§ **RECORDS FOR THE EXERCISE**:
○ ○ ○ ○
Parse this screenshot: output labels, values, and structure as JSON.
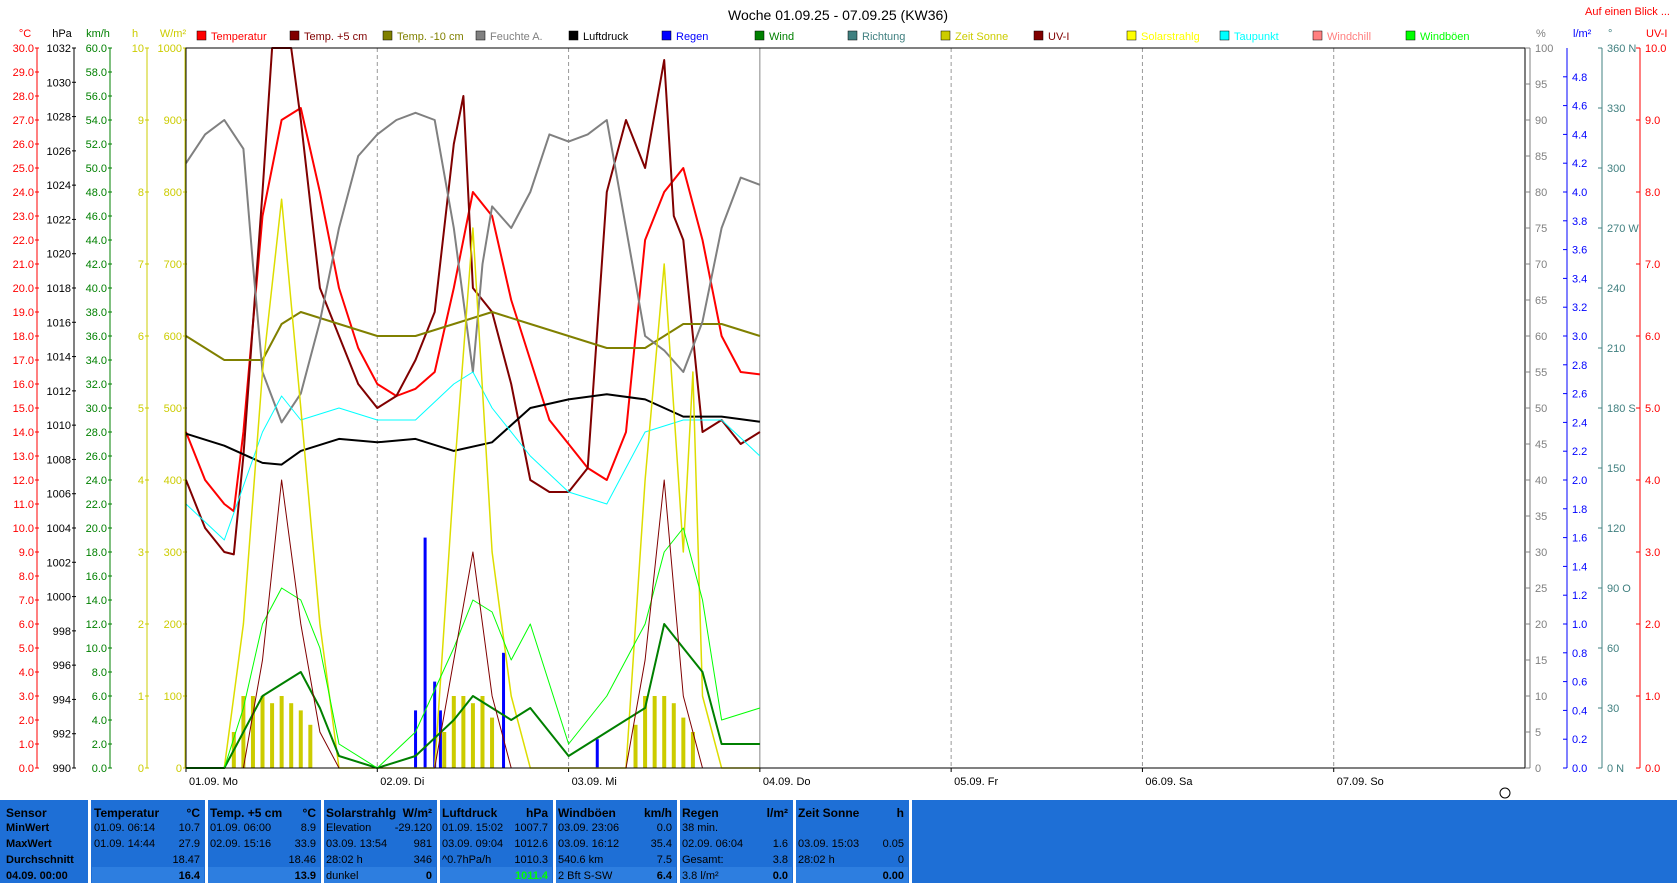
{
  "chart_data": {
    "type": "line",
    "title": "Woche 01.09.25 - 07.09.25 (KW36)",
    "top_link": "Auf einen Blick ...",
    "x_labels": [
      "01.09.  Mo",
      "02.09.  Di",
      "03.09.  Mi",
      "04.09.  Do",
      "05.09.  Fr",
      "06.09.  Sa",
      "07.09.  So"
    ],
    "xlim": [
      0,
      7
    ],
    "left_axes": [
      {
        "unit": "°C",
        "color": "#ff0000",
        "min": 0,
        "max": 30,
        "ticks": [
          "30.0",
          "29.0",
          "28.0",
          "27.0",
          "26.0",
          "25.0",
          "24.0",
          "23.0",
          "22.0",
          "21.0",
          "20.0",
          "19.0",
          "18.0",
          "17.0",
          "16.0",
          "15.0",
          "14.0",
          "13.0",
          "12.0",
          "11.0",
          "10.0",
          "9.0",
          "8.0",
          "7.0",
          "6.0",
          "5.0",
          "4.0",
          "3.0",
          "2.0",
          "1.0",
          "0.0"
        ]
      },
      {
        "unit": "hPa",
        "color": "#000000",
        "min": 990,
        "max": 1032,
        "ticks": [
          "1032",
          "1030",
          "1028",
          "1026",
          "1024",
          "1022",
          "1020",
          "1018",
          "1016",
          "1014",
          "1012",
          "1010",
          "1008",
          "1006",
          "1004",
          "1002",
          "1000",
          "998",
          "996",
          "994",
          "992",
          "990"
        ]
      },
      {
        "unit": "km/h",
        "color": "#008000",
        "min": 0,
        "max": 60,
        "ticks": [
          "60.0",
          "58.0",
          "56.0",
          "54.0",
          "52.0",
          "50.0",
          "48.0",
          "46.0",
          "44.0",
          "42.0",
          "40.0",
          "38.0",
          "36.0",
          "34.0",
          "32.0",
          "30.0",
          "28.0",
          "26.0",
          "24.0",
          "22.0",
          "20.0",
          "18.0",
          "16.0",
          "14.0",
          "12.0",
          "10.0",
          "8.0",
          "6.0",
          "4.0",
          "2.0",
          "0.0"
        ]
      },
      {
        "unit": "h",
        "color": "#cccc00",
        "min": 0,
        "max": 10,
        "ticks": [
          "10",
          "9",
          "8",
          "7",
          "6",
          "5",
          "4",
          "3",
          "2",
          "1",
          "0"
        ]
      },
      {
        "unit": "W/m²",
        "color": "#cccc00",
        "min": 0,
        "max": 1000,
        "ticks": [
          "1000",
          "900",
          "800",
          "700",
          "600",
          "500",
          "400",
          "300",
          "200",
          "100",
          "0"
        ]
      }
    ],
    "right_axes": [
      {
        "unit": "%",
        "color": "#808080",
        "min": 0,
        "max": 100,
        "ticks": [
          "100",
          "95",
          "90",
          "85",
          "80",
          "75",
          "70",
          "65",
          "60",
          "55",
          "50",
          "45",
          "40",
          "35",
          "30",
          "25",
          "20",
          "15",
          "10",
          "5",
          "0"
        ]
      },
      {
        "unit": "l/m²",
        "color": "#0000ff",
        "min": 0,
        "max": 5,
        "ticks": [
          "4.8",
          "4.6",
          "4.4",
          "4.2",
          "4.0",
          "3.8",
          "3.6",
          "3.4",
          "3.2",
          "3.0",
          "2.8",
          "2.6",
          "2.4",
          "2.2",
          "2.0",
          "1.8",
          "1.6",
          "1.4",
          "1.2",
          "1.0",
          "0.8",
          "0.6",
          "0.4",
          "0.2",
          "0.0"
        ]
      },
      {
        "unit": "°",
        "color": "#408080",
        "min": 0,
        "max": 360,
        "ticks": [
          "360 N",
          "330",
          "300",
          "270 W",
          "240",
          "210",
          "180 S",
          "150",
          "120",
          "90  O",
          "60",
          "30",
          "0    N"
        ]
      },
      {
        "unit": "UV-I",
        "color": "#ff0000",
        "min": 0,
        "max": 10,
        "ticks": [
          "10.0",
          "9.0",
          "8.0",
          "7.0",
          "6.0",
          "5.0",
          "4.0",
          "3.0",
          "2.0",
          "1.0",
          "0.0"
        ]
      }
    ],
    "legend": [
      {
        "name": "Temperatur",
        "color": "#ff0000"
      },
      {
        "name": "Temp. +5 cm",
        "color": "#800000"
      },
      {
        "name": "Temp. -10 cm",
        "color": "#808000"
      },
      {
        "name": "Feuchte A.",
        "color": "#808080"
      },
      {
        "name": "Luftdruck",
        "color": "#000000"
      },
      {
        "name": "Regen",
        "color": "#0000ff"
      },
      {
        "name": "Wind",
        "color": "#008000"
      },
      {
        "name": "Richtung",
        "color": "#408080"
      },
      {
        "name": "Zeit Sonne",
        "color": "#cccc00"
      },
      {
        "name": "UV-I",
        "color": "#800000"
      },
      {
        "name": "Solarstrahlg",
        "color": "#ffff00"
      },
      {
        "name": "Taupunkt",
        "color": "#00ffff"
      },
      {
        "name": "Windchill",
        "color": "#ff8080"
      },
      {
        "name": "Windböen",
        "color": "#00ff00"
      }
    ],
    "series": [
      {
        "name": "Temperatur",
        "axis": "°C",
        "color": "#ff0000",
        "width": 2,
        "x": [
          0,
          0.1,
          0.2,
          0.25,
          0.3,
          0.4,
          0.5,
          0.6,
          0.7,
          0.8,
          0.9,
          1.0,
          1.1,
          1.2,
          1.3,
          1.4,
          1.5,
          1.6,
          1.7,
          1.8,
          1.9,
          2.0,
          2.1,
          2.2,
          2.3,
          2.4,
          2.5,
          2.6,
          2.7,
          2.8,
          2.9,
          3.0
        ],
        "y": [
          14.0,
          12.0,
          11.0,
          10.7,
          14.0,
          23.0,
          27.0,
          27.5,
          24.0,
          20.0,
          17.5,
          16.0,
          15.5,
          15.8,
          16.5,
          20.0,
          24.0,
          23.0,
          19.5,
          17.0,
          14.5,
          13.5,
          12.5,
          12.0,
          14.0,
          22.0,
          24.0,
          25.0,
          22.0,
          18.0,
          16.5,
          16.4
        ]
      },
      {
        "name": "Temp. +5 cm",
        "axis": "°C",
        "color": "#800000",
        "width": 2,
        "x": [
          0,
          0.1,
          0.2,
          0.25,
          0.3,
          0.4,
          0.45,
          0.55,
          0.6,
          0.7,
          0.8,
          0.9,
          1.0,
          1.1,
          1.2,
          1.3,
          1.4,
          1.45,
          1.5,
          1.6,
          1.7,
          1.8,
          1.9,
          2.0,
          2.1,
          2.2,
          2.3,
          2.4,
          2.5,
          2.55,
          2.6,
          2.65,
          2.7,
          2.8,
          2.9,
          3.0
        ],
        "y": [
          12.0,
          10.0,
          9.0,
          8.9,
          13.0,
          24.0,
          30.0,
          30.0,
          27.0,
          20.0,
          18.0,
          16.0,
          15.0,
          15.5,
          17.0,
          19.0,
          26.0,
          28.0,
          20.0,
          19.0,
          16.0,
          12.0,
          11.5,
          11.5,
          12.5,
          24.0,
          27.0,
          25.0,
          29.5,
          23.0,
          22.0,
          18.0,
          14.0,
          14.5,
          13.5,
          14.0
        ]
      },
      {
        "name": "Temp. -10 cm",
        "axis": "°C",
        "color": "#808000",
        "width": 2,
        "x": [
          0,
          0.2,
          0.4,
          0.5,
          0.6,
          0.8,
          1.0,
          1.2,
          1.4,
          1.6,
          1.8,
          2.0,
          2.2,
          2.4,
          2.6,
          2.8,
          3.0
        ],
        "y": [
          18.0,
          17.0,
          17.0,
          18.5,
          19.0,
          18.5,
          18.0,
          18.0,
          18.5,
          19.0,
          18.5,
          18.0,
          17.5,
          17.5,
          18.5,
          18.5,
          18.0
        ]
      },
      {
        "name": "Feuchte A.",
        "axis": "%",
        "color": "#808080",
        "width": 2,
        "x": [
          0,
          0.1,
          0.2,
          0.3,
          0.35,
          0.4,
          0.5,
          0.6,
          0.7,
          0.8,
          0.9,
          1.0,
          1.1,
          1.2,
          1.3,
          1.4,
          1.5,
          1.55,
          1.6,
          1.7,
          1.8,
          1.9,
          2.0,
          2.1,
          2.2,
          2.3,
          2.4,
          2.5,
          2.6,
          2.7,
          2.8,
          2.9,
          3.0
        ],
        "y": [
          84.0,
          88.0,
          90.0,
          86.0,
          70.0,
          55.0,
          48.0,
          52.0,
          62.0,
          75.0,
          85.0,
          88.0,
          90.0,
          91.0,
          90.0,
          75.0,
          55.0,
          70.0,
          78.0,
          75.0,
          80.0,
          88.0,
          87.0,
          88.0,
          90.0,
          75.0,
          60.0,
          58.0,
          55.0,
          62.0,
          75.0,
          82.0,
          81.0
        ]
      },
      {
        "name": "Luftdruck",
        "axis": "hPa",
        "color": "#000000",
        "width": 2,
        "x": [
          0,
          0.2,
          0.4,
          0.5,
          0.6,
          0.8,
          1.0,
          1.2,
          1.4,
          1.6,
          1.8,
          2.0,
          2.2,
          2.4,
          2.6,
          2.8,
          3.0
        ],
        "y": [
          1009.5,
          1008.8,
          1007.8,
          1007.7,
          1008.5,
          1009.2,
          1009.0,
          1009.2,
          1008.5,
          1009.0,
          1011.0,
          1011.5,
          1011.8,
          1011.5,
          1010.5,
          1010.5,
          1010.2
        ]
      },
      {
        "name": "Taupunkt",
        "axis": "°C",
        "color": "#00ffff",
        "width": 1,
        "x": [
          0,
          0.2,
          0.4,
          0.5,
          0.6,
          0.8,
          1.0,
          1.2,
          1.4,
          1.5,
          1.6,
          1.8,
          2.0,
          2.2,
          2.4,
          2.6,
          2.8,
          3.0
        ],
        "y": [
          11.0,
          9.5,
          14.0,
          15.5,
          14.5,
          15.0,
          14.5,
          14.5,
          16.0,
          16.5,
          15.0,
          13.0,
          11.5,
          11.0,
          14.0,
          14.5,
          14.5,
          13.0
        ]
      },
      {
        "name": "Solarstrahlg",
        "axis": "W/m²",
        "color": "#dddd00",
        "width": 1.5,
        "x": [
          0,
          0.2,
          0.3,
          0.4,
          0.5,
          0.6,
          0.7,
          0.8,
          1.0,
          1.3,
          1.4,
          1.5,
          1.6,
          1.7,
          1.8,
          2.0,
          2.3,
          2.4,
          2.5,
          2.6,
          2.65,
          2.7,
          2.8,
          3.0
        ],
        "y": [
          0,
          0,
          200,
          550,
          790,
          500,
          200,
          0,
          0,
          0,
          400,
          750,
          300,
          100,
          0,
          0,
          0,
          400,
          700,
          300,
          550,
          100,
          0,
          0
        ]
      },
      {
        "name": "Wind",
        "axis": "km/h",
        "color": "#008000",
        "width": 2,
        "x": [
          0,
          0.2,
          0.3,
          0.4,
          0.5,
          0.6,
          0.7,
          0.8,
          1.0,
          1.2,
          1.4,
          1.5,
          1.6,
          1.7,
          1.8,
          2.0,
          2.2,
          2.4,
          2.5,
          2.6,
          2.7,
          2.8,
          3.0
        ],
        "y": [
          0,
          0,
          3,
          6,
          7,
          8,
          5,
          1,
          0,
          1,
          4,
          6,
          5,
          4,
          5,
          1,
          3,
          5,
          12,
          10,
          8,
          2,
          2
        ]
      },
      {
        "name": "Windböen",
        "axis": "km/h",
        "color": "#00ff00",
        "width": 1,
        "x": [
          0,
          0.2,
          0.3,
          0.4,
          0.5,
          0.6,
          0.7,
          0.8,
          1.0,
          1.2,
          1.4,
          1.5,
          1.6,
          1.7,
          1.8,
          2.0,
          2.2,
          2.4,
          2.5,
          2.6,
          2.7,
          2.8,
          3.0
        ],
        "y": [
          0,
          0,
          5,
          12,
          15,
          14,
          10,
          2,
          0,
          3,
          10,
          14,
          13,
          9,
          12,
          2,
          6,
          12,
          18,
          20,
          14,
          4,
          5
        ]
      },
      {
        "name": "UV-I",
        "axis": "UV-I",
        "color": "#800000",
        "width": 1,
        "x": [
          0,
          0.3,
          0.4,
          0.5,
          0.6,
          0.7,
          0.8,
          1.3,
          1.4,
          1.5,
          1.6,
          1.7,
          2.3,
          2.4,
          2.5,
          2.6,
          2.7
        ],
        "y": [
          0,
          0,
          1.5,
          4.0,
          2.0,
          0.5,
          0,
          0,
          1.5,
          3.0,
          1.0,
          0,
          0,
          1.5,
          4.0,
          1.0,
          0
        ]
      }
    ],
    "rain_bars": {
      "x": [
        1.2,
        1.25,
        1.3,
        1.33,
        1.66,
        2.15
      ],
      "y": [
        0.4,
        1.6,
        0.6,
        0.4,
        0.8,
        0.2
      ]
    },
    "sun_bars_x": [
      0.25,
      0.3,
      0.35,
      0.4,
      0.45,
      0.5,
      0.55,
      0.6,
      0.65,
      1.35,
      1.4,
      1.45,
      1.5,
      1.55,
      1.6,
      2.35,
      2.4,
      2.45,
      2.5,
      2.55,
      2.6,
      2.65
    ],
    "sun_bars_h": [
      0.5,
      1,
      1,
      1,
      0.9,
      1,
      0.9,
      0.8,
      0.6,
      0.5,
      1,
      1,
      0.9,
      1,
      0.7,
      0.6,
      1,
      1,
      1,
      0.9,
      0.7,
      0.5
    ],
    "circle_label": "O"
  },
  "bottom_panel": {
    "sensor": {
      "header": "Sensor",
      "rows": [
        "MinWert",
        "MaxWert",
        "Durchschnitt",
        "04.09.  00:00"
      ]
    },
    "temperatur": {
      "header": "Temperatur",
      "unit": "°C",
      "rows": [
        [
          "01.09.  06:14",
          "10.7"
        ],
        [
          "01.09.  14:44",
          "27.9"
        ],
        [
          "",
          "18.47"
        ],
        [
          "",
          "16.4"
        ]
      ]
    },
    "temp5": {
      "header": "Temp. +5 cm",
      "unit": "°C",
      "rows": [
        [
          "01.09.  06:00",
          "8.9"
        ],
        [
          "02.09.  15:16",
          "33.9"
        ],
        [
          "",
          "18.46"
        ],
        [
          "",
          "13.9"
        ]
      ]
    },
    "solar": {
      "header": "Solarstrahlg",
      "unit": "W/m²",
      "rows": [
        [
          "Elevation",
          "-29.120"
        ],
        [
          "03.09.  13:54",
          "981"
        ],
        [
          "28:02 h",
          "346"
        ],
        [
          "dunkel",
          "0"
        ]
      ]
    },
    "luftdruck": {
      "header": "Luftdruck",
      "unit": "hPa",
      "rows": [
        [
          "01.09.  15:02",
          "1007.7"
        ],
        [
          "03.09.  09:04",
          "1012.6"
        ],
        [
          "^0.7hPa/h",
          "1010.3"
        ],
        [
          "",
          "1011.4"
        ]
      ]
    },
    "windboeen": {
      "header": "Windböen",
      "unit": "km/h",
      "rows": [
        [
          "03.09.  23:06",
          "0.0"
        ],
        [
          "03.09.  16:12",
          "35.4"
        ],
        [
          "540.6 km",
          "7.5"
        ],
        [
          "2 Bft S-SW",
          "6.4"
        ]
      ]
    },
    "regen": {
      "header": "Regen",
      "unit": "l/m²",
      "rows": [
        [
          "38 min.",
          ""
        ],
        [
          "02.09.  06:04",
          "1.6"
        ],
        [
          "Gesamt:",
          "3.8"
        ],
        [
          "3.8 l/m²",
          "0.0"
        ]
      ]
    },
    "sonne": {
      "header": "Zeit Sonne",
      "unit": "h",
      "rows": [
        [
          "",
          ""
        ],
        [
          "03.09.  15:03",
          "0.05"
        ],
        [
          "28:02 h",
          "0"
        ],
        [
          "",
          "0.00"
        ]
      ]
    }
  }
}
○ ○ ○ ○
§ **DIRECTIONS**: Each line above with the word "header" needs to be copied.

§ **THE ANSWER**:
      "header": "Sensor",
      "header": "Temperatur",
      "header": "Temp. +5 cm",
      "header": "Solarstrahlg",
      "header": "Luftdruck",
      "header": "Windböen",
      "header": "Regen",
      "header": "Zeit Sonne",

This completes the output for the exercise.